Navy Veterans

A Social Network for Navy Veterans of the United States of America

by David W. Asche

It was on our 1973-1974 WESPAC cruise that our ship, Hector, was out upon the wide open ocean.  It was a beautiful day.  Sunny, not a breath of wind.  The sea was smooth as a piece of glass.

A rumor was making the rounds and I sat in disbelief that what I heard was either an outright LIE or a fact of what I thought to be someone's sick idea of a joke....

The Captain was going to stop the ship right out in the middle of nowhere and we were all going to get a chance to swim in the wide open ocean!

I tried to visualize just what that meant....A bunch of guys WILLING to splash around out in the  wide open ocean on a nice day...Just for fun...With only ONE way back onto the ship...With a few Gunner's mates with rifles watching for sharks...After all, THEY liked to swim out in the open ocean, too.
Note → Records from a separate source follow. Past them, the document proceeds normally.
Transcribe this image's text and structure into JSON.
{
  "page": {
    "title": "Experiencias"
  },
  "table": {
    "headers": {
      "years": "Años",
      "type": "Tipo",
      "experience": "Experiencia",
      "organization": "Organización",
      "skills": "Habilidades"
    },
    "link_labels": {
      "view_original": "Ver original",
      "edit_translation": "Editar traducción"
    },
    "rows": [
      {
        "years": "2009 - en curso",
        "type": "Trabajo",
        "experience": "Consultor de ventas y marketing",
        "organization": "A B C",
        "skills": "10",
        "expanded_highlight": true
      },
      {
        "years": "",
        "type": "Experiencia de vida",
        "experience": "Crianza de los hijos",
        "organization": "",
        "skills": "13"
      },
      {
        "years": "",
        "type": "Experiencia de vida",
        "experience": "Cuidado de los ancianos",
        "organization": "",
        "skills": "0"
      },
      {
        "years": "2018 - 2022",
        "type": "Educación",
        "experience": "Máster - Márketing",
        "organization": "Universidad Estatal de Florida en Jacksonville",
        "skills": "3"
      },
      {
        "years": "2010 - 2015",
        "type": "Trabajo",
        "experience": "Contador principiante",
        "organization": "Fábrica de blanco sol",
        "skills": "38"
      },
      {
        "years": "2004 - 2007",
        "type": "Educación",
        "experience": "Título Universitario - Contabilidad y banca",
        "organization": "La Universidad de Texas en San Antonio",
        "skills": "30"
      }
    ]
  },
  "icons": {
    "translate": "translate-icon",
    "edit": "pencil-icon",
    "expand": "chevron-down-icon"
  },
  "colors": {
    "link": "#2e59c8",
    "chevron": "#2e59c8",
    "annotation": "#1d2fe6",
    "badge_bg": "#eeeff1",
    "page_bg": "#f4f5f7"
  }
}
I had read and learned from my dad about a lot of US Navy Sailors during WWII being out bobbing around in the ocean and the sharks seeing to it these guys didn't make it home again.  If they weren't eaten outright, they came up missing parts...

A lot of guys were getting all excited about being able to do this thing.  It sounded a bit interesting to me, too, but I did have my reservations about it.

Sharks have been a fascinating subject for mankind ever since the first man (or maybe a woman, sharks aren't picky!) was eaten and came up missing a few parts.  Books have been written, movies were made and people are scared of them for some odd reason.  Since this was only the '70's, the movie "JAWS" had not yet been made.

Some sharks grab you and clamp down and then shake and saw off a chunk, and that is how they bite.  Others have teeth that are designed to just shear off a leg or arm just by passing by.  It is such a clean severing that some people say they didn't even feel it.

Sharks can smell blood in the water over nine miles away.

I decided to go up on deck and see what was going on with this "Swim Call" idea and watch the ordeal, and POSSIBLY take part in it.

The ship was stopped.  Several of our gunners mates had gathered on deck with M-1 Garands.  The aft brow was lowered down to the water.  All was ready...

The Captain had to be sure the ship was absolutely still.  Wood chips were dropped on the water to be sure the ship had stopped all forward motion.  It was stopped.

Now, there WAS a problem.

The Hector was rolling too much.  The aft brow would rise up and down too far to be a safe and easy way for the men in the water to regain safe access to the ship.  Time was allowed for the ship to stop rolling so much, but it didn't.

 After an hour or so, word was passed to secure from swim call and get back under way and that was all of that nonsense...

Views: 198

Comment

You need to be a member of Navy Veterans to add comments!

Join Navy Veterans

© 2019   Navy Vets, Inc. Created by Douglas Karr in accordance with regulations covering all websites which are not government websites, neither the United States Navy or the Department of Defense has approved, endorsed, or authorized this web site.   Powered by

Badges  |  Report an Issue  |  Terms of Service